This beautiful area on the outskirts of San Miguel de Allende was the best hiking surprise of my time in Mexico. El Charco del Ingenio is divided up into three areas: the botanical garden with plenty of exotic plants from all over Mexico; the canyon which leads to stunning views overlooking San Miguel de Allende; and the wetlands area which is a perfect spot to relax next to the Las Colonias reservoir.
The entrance fee is 40 pesos which give you access to an excellent variety of views from the canyon, lake and the city of San Miguel Allende. This place can be enjoyed by people of all ages. You can easily spend a few hours exploring everything. I really enjoyed walking through the botanical garden full of cacti from all over Mexico. There are also guided tours of El Charco del Ingenio every Tuesday and Thursday at 10:00 am. If you really love birds, check out the bird-watching tours on the first and third Wednesday of each month beginning at 9:00 am.
Charco del Ingenio is around a 30-40 minute walk from the center of San Miguel Allende. It’s pretty easy to get there by car but you can take a cheap taxi there as well.
Nevado de Toluca (Toluca)

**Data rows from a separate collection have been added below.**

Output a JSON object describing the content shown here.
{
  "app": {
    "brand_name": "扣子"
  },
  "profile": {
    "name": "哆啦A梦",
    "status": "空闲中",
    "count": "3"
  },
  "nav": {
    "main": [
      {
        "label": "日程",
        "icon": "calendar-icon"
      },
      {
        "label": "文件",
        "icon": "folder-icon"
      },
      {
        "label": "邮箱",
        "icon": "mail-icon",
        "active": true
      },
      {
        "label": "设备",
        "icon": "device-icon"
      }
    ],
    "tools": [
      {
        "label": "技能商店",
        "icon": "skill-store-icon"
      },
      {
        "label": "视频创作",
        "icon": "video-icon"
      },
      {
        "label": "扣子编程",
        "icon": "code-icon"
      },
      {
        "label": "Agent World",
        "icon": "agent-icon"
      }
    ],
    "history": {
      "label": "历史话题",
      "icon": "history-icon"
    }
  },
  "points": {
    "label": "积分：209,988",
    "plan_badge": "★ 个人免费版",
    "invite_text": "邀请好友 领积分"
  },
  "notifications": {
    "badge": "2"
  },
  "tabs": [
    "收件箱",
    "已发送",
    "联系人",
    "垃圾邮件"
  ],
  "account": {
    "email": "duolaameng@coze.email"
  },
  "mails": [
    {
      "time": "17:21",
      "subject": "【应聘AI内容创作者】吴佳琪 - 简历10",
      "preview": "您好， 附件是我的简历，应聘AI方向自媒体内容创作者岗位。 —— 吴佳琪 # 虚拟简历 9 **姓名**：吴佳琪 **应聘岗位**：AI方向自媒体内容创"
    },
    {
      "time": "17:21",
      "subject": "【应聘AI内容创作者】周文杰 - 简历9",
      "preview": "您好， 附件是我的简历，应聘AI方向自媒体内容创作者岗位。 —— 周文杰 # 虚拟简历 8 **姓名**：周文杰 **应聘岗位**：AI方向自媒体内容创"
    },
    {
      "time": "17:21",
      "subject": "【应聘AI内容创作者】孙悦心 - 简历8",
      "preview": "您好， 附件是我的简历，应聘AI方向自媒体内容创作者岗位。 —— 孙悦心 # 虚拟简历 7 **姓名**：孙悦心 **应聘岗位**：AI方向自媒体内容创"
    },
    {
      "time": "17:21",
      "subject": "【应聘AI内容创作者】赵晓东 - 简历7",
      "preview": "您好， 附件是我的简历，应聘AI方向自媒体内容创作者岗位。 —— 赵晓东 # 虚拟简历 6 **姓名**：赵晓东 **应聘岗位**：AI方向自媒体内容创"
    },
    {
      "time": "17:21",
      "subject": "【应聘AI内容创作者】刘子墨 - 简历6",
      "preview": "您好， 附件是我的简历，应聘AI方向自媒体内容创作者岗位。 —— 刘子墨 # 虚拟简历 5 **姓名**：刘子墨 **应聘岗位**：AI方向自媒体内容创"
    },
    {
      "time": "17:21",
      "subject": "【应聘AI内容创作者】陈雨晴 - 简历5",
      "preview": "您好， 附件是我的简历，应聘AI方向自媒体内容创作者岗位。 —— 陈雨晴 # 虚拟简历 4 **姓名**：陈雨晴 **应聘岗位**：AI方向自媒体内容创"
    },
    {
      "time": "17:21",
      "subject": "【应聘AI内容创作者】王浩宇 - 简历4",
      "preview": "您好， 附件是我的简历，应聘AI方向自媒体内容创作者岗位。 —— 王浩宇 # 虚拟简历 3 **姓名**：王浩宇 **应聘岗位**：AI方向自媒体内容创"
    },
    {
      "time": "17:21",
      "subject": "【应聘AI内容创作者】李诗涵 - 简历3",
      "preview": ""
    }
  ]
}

Nevado de Toluca is one of the most challenging and exhilarating hikes in Mexico! There are multiple ways to the summit with the most popular choice starting from the Refugio (4000 m). I started the hike with my host and his friends at Parque de Los Venados (3700 m).
We began making our way to the summit via Paso de Oso (Pass of the Bear), which is not the most popular route. However, I did enjoy because you enjoy different videos going up compared to going down. There is some scrambling involved on the climb up (mostly Class 2/3). Other routes to the summit are Class 4/5 which can prove to be quite challenging. However, any relatively experienced hiker should be able to reach the summit. You can see in my video of this hike that you will have to get hands and knees a few times to pull yourself up the mountain.

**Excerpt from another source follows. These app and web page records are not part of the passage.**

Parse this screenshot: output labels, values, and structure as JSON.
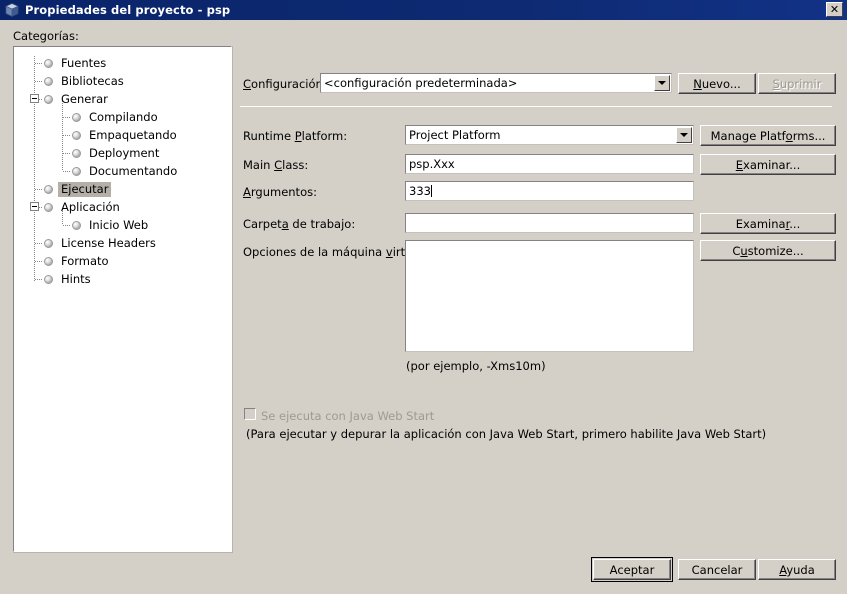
{
  "window": {
    "title": "Propiedades del proyecto - psp",
    "icon": "project-cube-icon",
    "close_label": "✕",
    "titlebar_color": "#0a246a",
    "face_color": "#d4d0c8"
  },
  "categories": {
    "label": "Categorías:",
    "selected": "Ejecutar",
    "items": [
      {
        "label": "Fuentes",
        "level": 1,
        "expander": null
      },
      {
        "label": "Bibliotecas",
        "level": 1,
        "expander": null
      },
      {
        "label": "Generar",
        "level": 1,
        "expander": "minus"
      },
      {
        "label": "Compilando",
        "level": 2,
        "expander": null
      },
      {
        "label": "Empaquetando",
        "level": 2,
        "expander": null
      },
      {
        "label": "Deployment",
        "level": 2,
        "expander": null
      },
      {
        "label": "Documentando",
        "level": 2,
        "expander": null
      },
      {
        "label": "Ejecutar",
        "level": 1,
        "expander": null
      },
      {
        "label": "Aplicación",
        "level": 1,
        "expander": "minus"
      },
      {
        "label": "Inicio Web",
        "level": 2,
        "expander": null
      },
      {
        "label": "License Headers",
        "level": 1,
        "expander": null
      },
      {
        "label": "Formato",
        "level": 1,
        "expander": null
      },
      {
        "label": "Hints",
        "level": 1,
        "expander": null
      }
    ]
  },
  "form": {
    "configuration": {
      "label_pre": "",
      "label_mnemonic": "C",
      "label_post": "onfiguración:",
      "value": "<configuración predeterminada>"
    },
    "new_button": {
      "pre": "",
      "mnemonic": "N",
      "post": "uevo..."
    },
    "delete_button": {
      "pre": "",
      "mnemonic": "S",
      "post": "uprimir",
      "disabled": true
    },
    "runtime_platform": {
      "label_pre": "Runtime ",
      "label_mnemonic": "P",
      "label_post": "latform:",
      "value": "Project Platform"
    },
    "manage_platforms_button": {
      "pre": "Manage Platf",
      "mnemonic": "o",
      "post": "rms..."
    },
    "main_class": {
      "label_pre": "Main ",
      "label_mnemonic": "C",
      "label_post": "lass:",
      "value": "psp.Xxx"
    },
    "browse_main_class_button": {
      "pre": "",
      "mnemonic": "E",
      "post": "xaminar..."
    },
    "arguments": {
      "label_pre": "",
      "label_mnemonic": "A",
      "label_post": "rgumentos:",
      "value": "333",
      "has_caret": true
    },
    "working_dir": {
      "label_pre": "Carpet",
      "label_mnemonic": "a",
      "label_post": " de trabajo:",
      "value": ""
    },
    "browse_working_dir_button": {
      "pre": "Examina",
      "mnemonic": "r",
      "post": "..."
    },
    "vm_options": {
      "label_pre": "Opciones de la máquina ",
      "label_mnemonic": "v",
      "label_post": "irtual:",
      "value": ""
    },
    "customize_button": {
      "pre": "C",
      "mnemonic": "u",
      "post": "stomize..."
    },
    "vm_hint": "(por ejemplo, -Xms10m)",
    "web_start_checkbox": {
      "label": "Se ejecuta con Java Web Start",
      "checked": false,
      "disabled": true
    },
    "web_start_note": "(Para ejecutar y depurar la aplicación con Java Web Start, primero habilite Java Web Start)"
  },
  "footer": {
    "ok_button": "Aceptar",
    "cancel_button": "Cancelar",
    "help_button": {
      "pre": "",
      "mnemonic": "A",
      "post": "yuda"
    }
  }
}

Nevado de Toluca is the only hike where I’ve experienced altitude problems. I didn’t start experiencing it until after I began walking down from the summit (4682 m/15361 ft). Control your breathing by taking long and deep breathes when taking rest breaks. However, if it keeps getting worse, it is important in these situations to decrease altitude as quickly as possible.
Summiting this peak is a nice challenge for any hiker, which is also great altitude preparation for anyone looking to conquer Iztaccihuatl and Pico de Orizaba. There are multiple trails to the summit. However, the best way to reach the summit is to start at Centro Vacacional IMSS La Malintzi (3100 m). The lodging here has 40 cabins so you can also spend the night here and do the sunrise hike.
It’s possible to use public transport to get from Toluca to IMSS Malintzi. Catch a purple bus marked CAPU (Puebla’s main bus terminal) and get off at Boulevard Norte near the Soriana and Autozone. Cross the street and take a white bus marked San Pedro/San Isidro behind Autozone Boulevard Norte (click here for the location on Google Maps). Take it all the way to San Isidro (cost is 10 pesos). Once in town, take the 9:00 am microbus straight to IMSS Malintzi (25 pesos). It’s important to take a bus from Puebla before 8:00 am in order to arrive before the 9:00 am microbus leaves for IMSS Malintzi.
The climb up to the summit takes 2.5-3 hours and then 1.5-2 hours to get back. This will give you plenty of time to catch the Microbus back to San Isidro which leaves IMSS Malintzi at 4:45 pm. The second bus in San Isidro should get you back to Puebla before 7:30 pm.
Finally, if you want to read more about hiking in Mexico, check out my Oaxaca, Mexico Hiking Guide!
If you are looking for an awesome adventure in northern Mexico, my friend Tanya (Can Travel Will Travel) has a helpful guide for a five-day train itinerary through the Copper Canyon!